Many years ago I spent a summer in Florida working for the Naples Daily News website. One of my jobs was to keep the hurricane section up to date – so I scoured state, county and federal government sources and wire stories to find every informative map that I could get my hands on. What we had available on the web back then pales in comparison to the information rich interface at Stormpulse.com.
The screenshot above is from the site, tracking Hurricane Gustav as it climbs up Louisiana, just missing New Orleans. It doesn’t take an information design expert to tell you that weather and disaster news can be expressed very effectively with maps. Stormpulse does a particularly good job, pulling together data from various sources including satellite cloud cover maps, ocean buoy data, and a large number of forecast models.
The site also keeps some historical data on file, which was something I’ve found particularly perplexing when checking out storm maps in the past (I admit I’m a bit of a weather geek too). Especially back in the days of pre-rendered maps, why wouldn’t you store everything and make it available to users? Hurricanes might seem like very time-bound events, but they can cause profound changes in people’s lives that resonate for decades to come, and historical data can be useful in predicting future storms.

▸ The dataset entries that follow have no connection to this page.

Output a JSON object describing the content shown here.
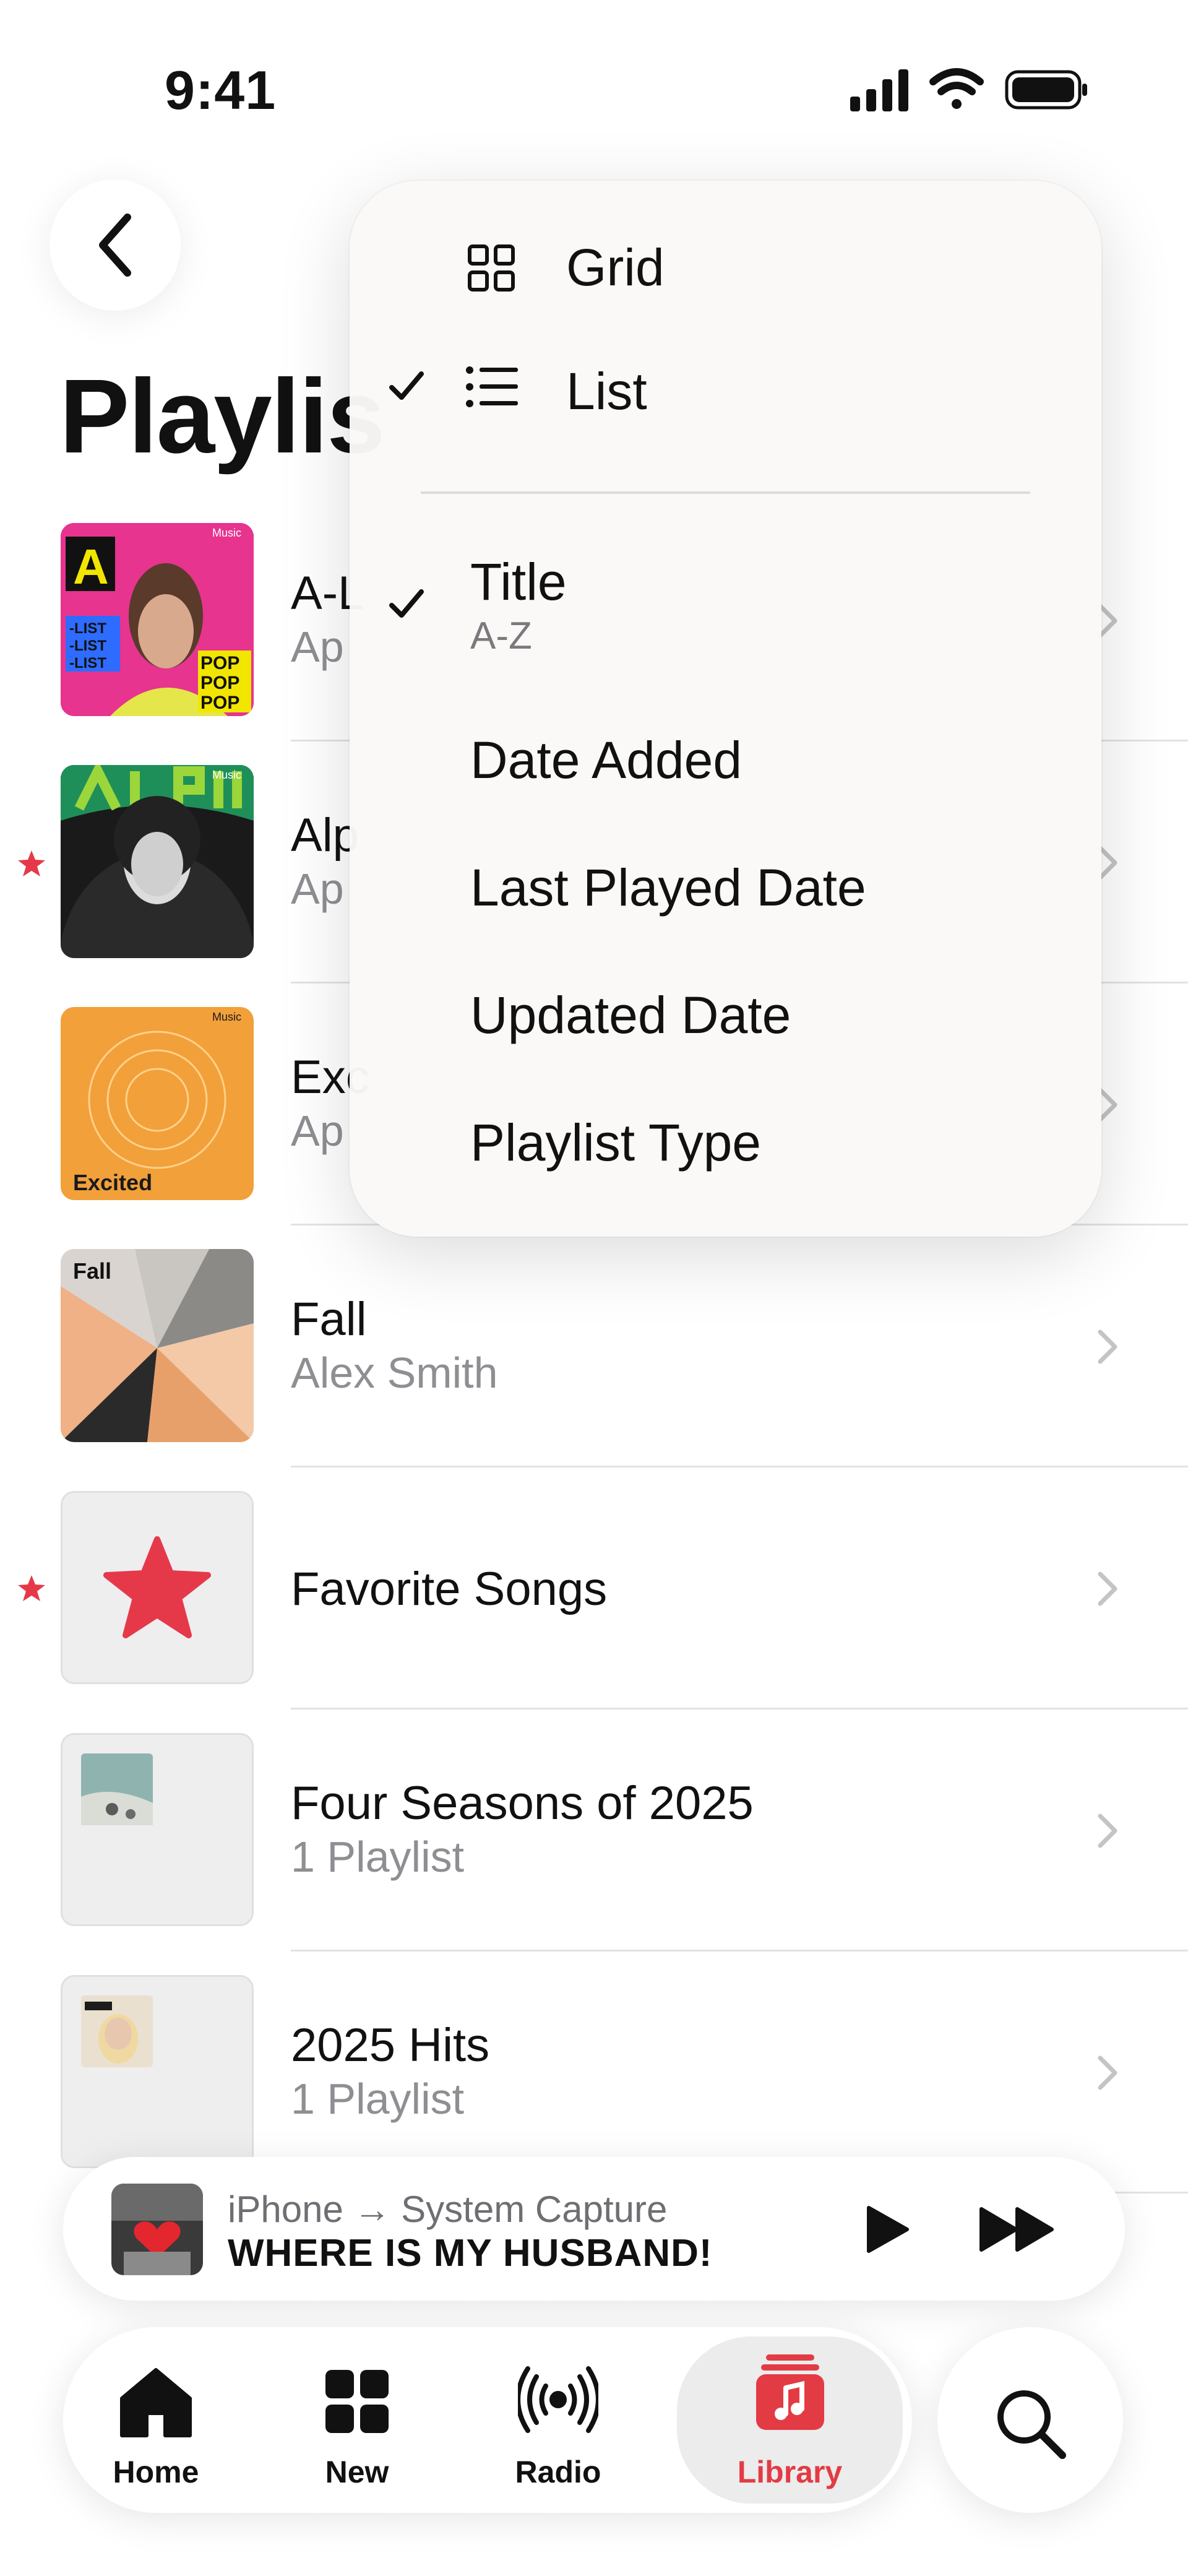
{
  "status_bar": {
    "time": "9:41"
  },
  "page": {
    "title": "Playlis"
  },
  "playlists": [
    {
      "title": "A-L",
      "subtitle": "Ap",
      "favorite": false,
      "art_text": [
        "-LIST",
        "-LIST",
        "-LIST"
      ],
      "art_text2": [
        "POP",
        "POP",
        "POP"
      ],
      "art_badge": "Music"
    },
    {
      "title": "Alp",
      "subtitle": "Ap",
      "favorite": true,
      "art_badge": "Music"
    },
    {
      "title": "Exc",
      "subtitle": "Ap",
      "favorite": false,
      "art_label": "Excited",
      "art_badge": "Music"
    },
    {
      "title": "Fall",
      "subtitle": "Alex Smith",
      "favorite": false,
      "art_label": "Fall"
    },
    {
      "title": "Favorite Songs",
      "subtitle": "",
      "favorite": true
    },
    {
      "title": "Four Seasons of 2025",
      "subtitle": "1 Playlist",
      "favorite": false
    },
    {
      "title": "2025 Hits",
      "subtitle": "1 Playlist",
      "favorite": false
    }
  ],
  "menu": {
    "view_options": [
      {
        "label": "Grid",
        "icon": "grid-icon",
        "checked": false
      },
      {
        "label": "List",
        "icon": "list-icon",
        "checked": true
      }
    ],
    "sort_options": [
      {
        "label": "Title",
        "sublabel": "A-Z",
        "checked": true
      },
      {
        "label": "Date Added",
        "checked": false
      },
      {
        "label": "Last Played Date",
        "checked": false
      },
      {
        "label": "Updated Date",
        "checked": false
      },
      {
        "label": "Playlist Type",
        "checked": false
      }
    ]
  },
  "mini_player": {
    "source": "iPhone → System Capture",
    "song": "WHERE IS MY HUSBAND!"
  },
  "tabs": [
    {
      "label": "Home",
      "icon": "home-icon",
      "active": false
    },
    {
      "label": "New",
      "icon": "new-grid-icon",
      "active": false
    },
    {
      "label": "Radio",
      "icon": "radio-icon",
      "active": false
    },
    {
      "label": "Library",
      "icon": "library-icon",
      "active": true
    }
  ],
  "colors": {
    "accent": "#e33b44",
    "star": "#e5394a",
    "text": "#111111",
    "secondary": "#8e8e93"
  }
}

Another interesting thing to note is that they are not using the Google Maps API, which seems to be the go-to API for many web mapping efforts. In fact they offer and API of their own, although it’s limited to embedding self-contained maps.